In the early days, "matches" were counted for any case where two pieces of evidence were matched together. As time has passed, the definition has been changed, so that a match now means evidence from different cases is matched. Where once a bullet from a shooting and the firearm recovered in that shooting would be matched as a database hit, that no longer counts. Instead, when that case is cleared because a firearm recovered in an unrelated matter is matched to the recovered casings on the scene, or when that case is tied to an unrelated case, that becomes a hit.
Mark Chapman is the lead firearms examiner for the Indian River Regional Crime Lab in Ft. Pierce, FL. He emphasizes the need for all evidence--bullets, casings, and firearms--to be submitted to the lab and to then be entered into NIBIN. He notes that, without this being done, major holes appear in the system through which solid hits can disappear. But, as he noted, when it works, it works well.
Chapman related two incidents. In the first, the Ft. Pierce Police Department had submitted evidence from a drive by shooting of a dwelling--no injuries, but evidence recovered. Later, in an unrelated incident, the St. Lucie County Sheriff's Office submitted a firearm recovered during a traffic stop. NIBIN matched the firearm to the previous shooting. In the second case, the Ft. Pierce police had submitted a bullet recovered from another shooting into a structure. Almost 12 months later, that agency submitted a revolver recovered in an unrelated case, and NIBIN matched those two cases together.
The value of NIBIN has, nationally, been two-fold. First, it allows the lab to conduct cold searches of evidence, and identify the responsible firearm, an impossibility before cyber-ballistic investigations came along. Secondly, it allows the matching of cases. This provides investigators the knowledge that they are working cases related, if not by shooter, at least by firearm, and especially when different investigators are involved, allows them to join forces and look for similarities among the cases. It has also been a tool that has shown that a much lower number of firearms have actually been responsible for series of crimes, information later borne out as investigations detailed how gangs pass a firearm about for their shootings.
Atwww.NIBIN.govis related a success story from Boston. In September, 2000 three firearms were seized during an arrest. Through NIBIN, these three firearms were related to 15 shootings that had occurred between 1999 and 2000, with 14 of the cases being connected to a single firearm.

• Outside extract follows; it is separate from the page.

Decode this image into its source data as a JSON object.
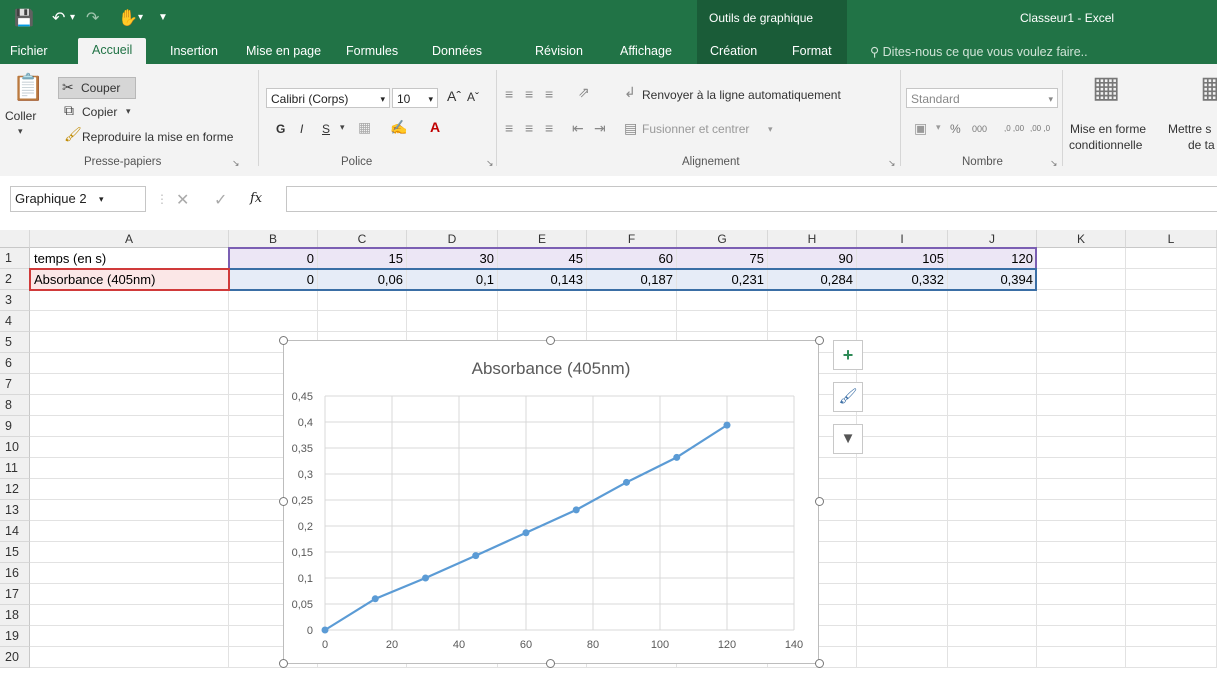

NIBIN is a tool that helps us remove the criminal shooter from the street by both connecting incidents together and by tying firearms to those incidents. Its success depends upon active participation at all levels--the street where patrol, detectives, and evidence specialists can ensure that all firearms related evidence goes to the lab, the lab where all this evidence must be entered into the system, and the administrative level that both encourages continued cooperation and funds the manpower to ensure efficient NIBIN operations.